Dataset rows for apps and sites:
· · · · ·
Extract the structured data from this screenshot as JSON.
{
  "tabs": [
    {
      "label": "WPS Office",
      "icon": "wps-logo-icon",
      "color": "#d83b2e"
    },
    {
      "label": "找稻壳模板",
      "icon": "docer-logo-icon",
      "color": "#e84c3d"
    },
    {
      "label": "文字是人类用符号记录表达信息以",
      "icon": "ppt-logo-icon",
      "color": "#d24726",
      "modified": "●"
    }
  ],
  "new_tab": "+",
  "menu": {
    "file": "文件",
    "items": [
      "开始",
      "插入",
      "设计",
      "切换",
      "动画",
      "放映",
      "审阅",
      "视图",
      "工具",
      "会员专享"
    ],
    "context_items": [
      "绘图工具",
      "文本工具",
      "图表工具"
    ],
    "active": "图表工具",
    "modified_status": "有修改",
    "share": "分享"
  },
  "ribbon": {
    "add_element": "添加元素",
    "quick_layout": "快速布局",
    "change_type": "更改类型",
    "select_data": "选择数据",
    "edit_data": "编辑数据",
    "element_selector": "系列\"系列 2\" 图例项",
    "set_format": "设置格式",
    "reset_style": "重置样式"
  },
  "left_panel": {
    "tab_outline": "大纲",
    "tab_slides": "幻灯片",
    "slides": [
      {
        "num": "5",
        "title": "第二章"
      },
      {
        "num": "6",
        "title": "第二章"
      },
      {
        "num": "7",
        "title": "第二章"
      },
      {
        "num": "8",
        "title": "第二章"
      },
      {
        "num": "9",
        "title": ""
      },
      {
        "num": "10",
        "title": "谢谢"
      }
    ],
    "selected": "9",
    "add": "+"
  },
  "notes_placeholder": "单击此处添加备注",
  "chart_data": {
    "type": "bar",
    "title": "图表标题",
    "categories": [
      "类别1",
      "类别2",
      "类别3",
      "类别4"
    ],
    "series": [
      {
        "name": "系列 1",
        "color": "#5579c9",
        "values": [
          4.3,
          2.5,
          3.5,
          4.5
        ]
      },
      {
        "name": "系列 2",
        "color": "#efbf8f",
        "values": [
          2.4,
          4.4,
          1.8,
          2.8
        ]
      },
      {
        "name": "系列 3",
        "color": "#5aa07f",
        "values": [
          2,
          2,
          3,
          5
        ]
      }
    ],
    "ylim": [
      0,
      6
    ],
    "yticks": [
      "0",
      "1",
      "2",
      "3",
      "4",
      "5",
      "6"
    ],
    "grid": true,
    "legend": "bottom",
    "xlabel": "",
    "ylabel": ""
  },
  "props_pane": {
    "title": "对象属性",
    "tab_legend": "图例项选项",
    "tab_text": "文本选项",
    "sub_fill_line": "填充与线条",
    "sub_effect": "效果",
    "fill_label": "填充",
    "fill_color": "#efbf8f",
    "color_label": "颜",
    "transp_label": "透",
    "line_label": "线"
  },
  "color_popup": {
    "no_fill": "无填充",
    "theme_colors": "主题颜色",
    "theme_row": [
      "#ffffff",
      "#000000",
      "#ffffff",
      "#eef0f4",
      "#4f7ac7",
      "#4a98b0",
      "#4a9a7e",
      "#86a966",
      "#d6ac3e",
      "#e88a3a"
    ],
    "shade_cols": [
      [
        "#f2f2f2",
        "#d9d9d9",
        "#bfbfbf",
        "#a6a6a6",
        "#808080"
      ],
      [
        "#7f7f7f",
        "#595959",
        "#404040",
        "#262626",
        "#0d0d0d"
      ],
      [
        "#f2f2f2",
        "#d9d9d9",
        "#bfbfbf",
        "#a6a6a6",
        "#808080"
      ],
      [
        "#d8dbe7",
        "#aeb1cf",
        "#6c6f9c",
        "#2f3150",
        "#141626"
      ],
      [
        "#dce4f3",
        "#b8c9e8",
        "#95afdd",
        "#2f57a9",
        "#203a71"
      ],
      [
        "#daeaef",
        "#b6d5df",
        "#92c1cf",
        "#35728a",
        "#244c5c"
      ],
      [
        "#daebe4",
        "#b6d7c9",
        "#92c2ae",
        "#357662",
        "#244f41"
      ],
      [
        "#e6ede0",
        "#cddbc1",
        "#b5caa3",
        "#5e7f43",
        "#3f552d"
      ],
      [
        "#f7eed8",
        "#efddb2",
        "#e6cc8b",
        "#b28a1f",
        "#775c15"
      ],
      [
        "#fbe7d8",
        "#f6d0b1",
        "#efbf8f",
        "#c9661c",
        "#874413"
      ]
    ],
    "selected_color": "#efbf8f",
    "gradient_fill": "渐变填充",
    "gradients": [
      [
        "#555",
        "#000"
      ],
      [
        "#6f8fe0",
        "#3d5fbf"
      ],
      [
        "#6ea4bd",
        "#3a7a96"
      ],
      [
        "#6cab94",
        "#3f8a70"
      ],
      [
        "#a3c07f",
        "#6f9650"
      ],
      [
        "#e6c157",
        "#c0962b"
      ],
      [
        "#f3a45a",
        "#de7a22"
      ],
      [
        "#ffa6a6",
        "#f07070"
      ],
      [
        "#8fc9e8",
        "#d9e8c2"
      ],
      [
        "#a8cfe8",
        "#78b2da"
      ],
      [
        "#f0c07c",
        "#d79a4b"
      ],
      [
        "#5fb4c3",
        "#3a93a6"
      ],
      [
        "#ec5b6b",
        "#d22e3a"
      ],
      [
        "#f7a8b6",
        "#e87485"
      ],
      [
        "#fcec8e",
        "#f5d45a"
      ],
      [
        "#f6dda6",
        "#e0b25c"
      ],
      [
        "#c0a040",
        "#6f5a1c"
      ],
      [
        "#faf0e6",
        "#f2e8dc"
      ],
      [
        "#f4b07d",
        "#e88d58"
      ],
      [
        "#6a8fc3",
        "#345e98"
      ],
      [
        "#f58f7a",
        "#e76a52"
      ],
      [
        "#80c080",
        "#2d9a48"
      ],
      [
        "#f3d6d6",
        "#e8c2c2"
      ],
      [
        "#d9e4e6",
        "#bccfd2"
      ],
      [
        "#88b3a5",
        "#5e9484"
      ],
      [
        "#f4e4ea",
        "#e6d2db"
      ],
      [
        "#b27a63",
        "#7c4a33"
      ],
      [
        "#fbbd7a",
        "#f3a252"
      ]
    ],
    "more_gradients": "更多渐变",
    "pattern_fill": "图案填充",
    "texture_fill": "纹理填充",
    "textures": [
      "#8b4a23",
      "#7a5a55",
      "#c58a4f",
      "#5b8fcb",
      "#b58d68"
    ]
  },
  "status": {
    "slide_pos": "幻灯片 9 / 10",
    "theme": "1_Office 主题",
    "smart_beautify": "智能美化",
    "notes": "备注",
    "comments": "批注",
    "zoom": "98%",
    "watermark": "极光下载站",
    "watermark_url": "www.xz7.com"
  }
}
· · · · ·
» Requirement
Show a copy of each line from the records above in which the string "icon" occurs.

» Solution to this problem
      "icon": "wps-logo-icon",
      "icon": "docer-logo-icon",
      "icon": "ppt-logo-icon",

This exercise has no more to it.